GIVEN RECORDS -
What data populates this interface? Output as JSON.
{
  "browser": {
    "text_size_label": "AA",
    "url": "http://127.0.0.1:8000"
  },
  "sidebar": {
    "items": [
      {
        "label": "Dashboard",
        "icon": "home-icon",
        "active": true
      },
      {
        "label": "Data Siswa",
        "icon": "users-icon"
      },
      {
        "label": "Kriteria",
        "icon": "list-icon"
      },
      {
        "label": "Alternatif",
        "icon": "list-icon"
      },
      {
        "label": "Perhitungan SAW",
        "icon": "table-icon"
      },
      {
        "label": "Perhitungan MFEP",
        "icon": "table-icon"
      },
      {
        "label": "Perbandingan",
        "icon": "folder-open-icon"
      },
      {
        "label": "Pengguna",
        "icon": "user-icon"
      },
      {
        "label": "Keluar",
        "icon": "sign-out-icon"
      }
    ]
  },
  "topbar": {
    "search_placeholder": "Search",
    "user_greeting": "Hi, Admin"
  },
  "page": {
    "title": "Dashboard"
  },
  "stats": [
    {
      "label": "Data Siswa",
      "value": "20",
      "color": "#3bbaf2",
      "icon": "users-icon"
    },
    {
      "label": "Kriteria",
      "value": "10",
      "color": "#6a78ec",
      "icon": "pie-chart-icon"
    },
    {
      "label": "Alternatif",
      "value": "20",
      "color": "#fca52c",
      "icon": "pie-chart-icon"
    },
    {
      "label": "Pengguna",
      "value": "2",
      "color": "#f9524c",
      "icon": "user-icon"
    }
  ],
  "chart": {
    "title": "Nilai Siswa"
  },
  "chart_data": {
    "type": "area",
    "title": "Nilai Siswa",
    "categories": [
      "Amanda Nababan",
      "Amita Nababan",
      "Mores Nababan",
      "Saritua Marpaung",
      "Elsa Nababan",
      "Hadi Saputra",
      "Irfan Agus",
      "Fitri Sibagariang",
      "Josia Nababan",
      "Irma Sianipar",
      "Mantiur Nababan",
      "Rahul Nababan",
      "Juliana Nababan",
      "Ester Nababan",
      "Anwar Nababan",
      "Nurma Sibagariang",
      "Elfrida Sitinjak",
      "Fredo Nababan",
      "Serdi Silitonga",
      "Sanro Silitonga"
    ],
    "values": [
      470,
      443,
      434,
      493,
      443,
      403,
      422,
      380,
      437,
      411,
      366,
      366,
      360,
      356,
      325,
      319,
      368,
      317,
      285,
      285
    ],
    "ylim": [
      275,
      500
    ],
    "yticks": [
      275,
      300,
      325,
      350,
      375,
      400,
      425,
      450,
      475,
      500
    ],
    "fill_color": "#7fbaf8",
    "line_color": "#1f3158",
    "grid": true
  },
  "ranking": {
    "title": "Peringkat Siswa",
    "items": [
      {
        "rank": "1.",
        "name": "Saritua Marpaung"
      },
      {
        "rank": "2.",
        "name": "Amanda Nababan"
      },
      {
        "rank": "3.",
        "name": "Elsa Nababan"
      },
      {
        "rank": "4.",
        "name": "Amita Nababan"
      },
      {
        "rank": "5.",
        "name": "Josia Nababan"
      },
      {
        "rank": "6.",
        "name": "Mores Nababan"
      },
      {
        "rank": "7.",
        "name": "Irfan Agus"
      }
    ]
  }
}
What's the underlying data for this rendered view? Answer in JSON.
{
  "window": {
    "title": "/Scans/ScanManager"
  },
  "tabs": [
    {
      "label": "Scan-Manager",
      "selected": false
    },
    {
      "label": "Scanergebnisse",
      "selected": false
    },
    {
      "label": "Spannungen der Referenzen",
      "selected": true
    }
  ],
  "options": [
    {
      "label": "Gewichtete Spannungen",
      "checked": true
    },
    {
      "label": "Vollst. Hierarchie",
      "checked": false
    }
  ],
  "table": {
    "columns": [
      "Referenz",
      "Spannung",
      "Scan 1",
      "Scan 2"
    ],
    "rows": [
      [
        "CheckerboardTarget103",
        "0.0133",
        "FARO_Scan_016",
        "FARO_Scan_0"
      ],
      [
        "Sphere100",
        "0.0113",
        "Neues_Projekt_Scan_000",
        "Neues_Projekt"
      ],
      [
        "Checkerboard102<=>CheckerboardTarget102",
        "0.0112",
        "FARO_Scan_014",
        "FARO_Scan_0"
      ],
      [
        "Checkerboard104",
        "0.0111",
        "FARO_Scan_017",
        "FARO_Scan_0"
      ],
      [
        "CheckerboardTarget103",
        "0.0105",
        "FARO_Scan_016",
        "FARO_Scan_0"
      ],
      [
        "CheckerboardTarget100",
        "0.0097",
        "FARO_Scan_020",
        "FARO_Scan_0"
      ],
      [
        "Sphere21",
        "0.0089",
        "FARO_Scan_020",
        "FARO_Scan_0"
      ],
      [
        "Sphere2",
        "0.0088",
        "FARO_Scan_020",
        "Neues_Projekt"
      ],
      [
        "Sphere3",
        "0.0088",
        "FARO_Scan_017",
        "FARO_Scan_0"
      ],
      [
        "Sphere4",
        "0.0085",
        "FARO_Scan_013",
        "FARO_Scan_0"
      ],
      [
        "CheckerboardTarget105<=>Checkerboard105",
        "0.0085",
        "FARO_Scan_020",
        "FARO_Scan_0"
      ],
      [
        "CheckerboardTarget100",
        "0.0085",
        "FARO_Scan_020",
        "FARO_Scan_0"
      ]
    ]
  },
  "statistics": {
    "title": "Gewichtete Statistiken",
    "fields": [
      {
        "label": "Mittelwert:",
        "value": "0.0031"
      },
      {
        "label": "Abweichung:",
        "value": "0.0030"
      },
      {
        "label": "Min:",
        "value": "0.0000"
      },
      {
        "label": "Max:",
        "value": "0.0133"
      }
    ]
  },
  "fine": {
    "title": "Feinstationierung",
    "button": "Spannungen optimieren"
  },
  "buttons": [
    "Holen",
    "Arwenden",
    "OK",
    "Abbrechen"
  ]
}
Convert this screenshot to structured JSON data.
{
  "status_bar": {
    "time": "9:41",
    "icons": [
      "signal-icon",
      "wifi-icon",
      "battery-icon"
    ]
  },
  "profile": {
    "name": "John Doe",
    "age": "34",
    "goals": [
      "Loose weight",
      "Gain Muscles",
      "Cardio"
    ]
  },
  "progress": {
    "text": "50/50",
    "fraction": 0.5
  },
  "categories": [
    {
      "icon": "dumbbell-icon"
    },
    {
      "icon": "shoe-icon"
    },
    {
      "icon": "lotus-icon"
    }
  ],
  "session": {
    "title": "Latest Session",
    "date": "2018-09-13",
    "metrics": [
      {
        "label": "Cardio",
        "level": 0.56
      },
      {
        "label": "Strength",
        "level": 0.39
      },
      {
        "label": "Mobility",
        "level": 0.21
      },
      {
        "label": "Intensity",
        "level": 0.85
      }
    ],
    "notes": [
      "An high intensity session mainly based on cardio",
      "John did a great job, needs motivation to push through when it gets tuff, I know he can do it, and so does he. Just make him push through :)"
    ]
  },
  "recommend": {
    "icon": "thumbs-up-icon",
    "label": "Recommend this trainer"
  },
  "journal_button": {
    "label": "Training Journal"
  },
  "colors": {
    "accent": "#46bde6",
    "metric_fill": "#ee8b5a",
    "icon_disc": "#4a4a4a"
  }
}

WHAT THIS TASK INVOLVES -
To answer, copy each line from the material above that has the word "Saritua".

SOLUTION TO THIS TASK -
      "Saritua Marpaung",
        "name": "Saritua Marpaung"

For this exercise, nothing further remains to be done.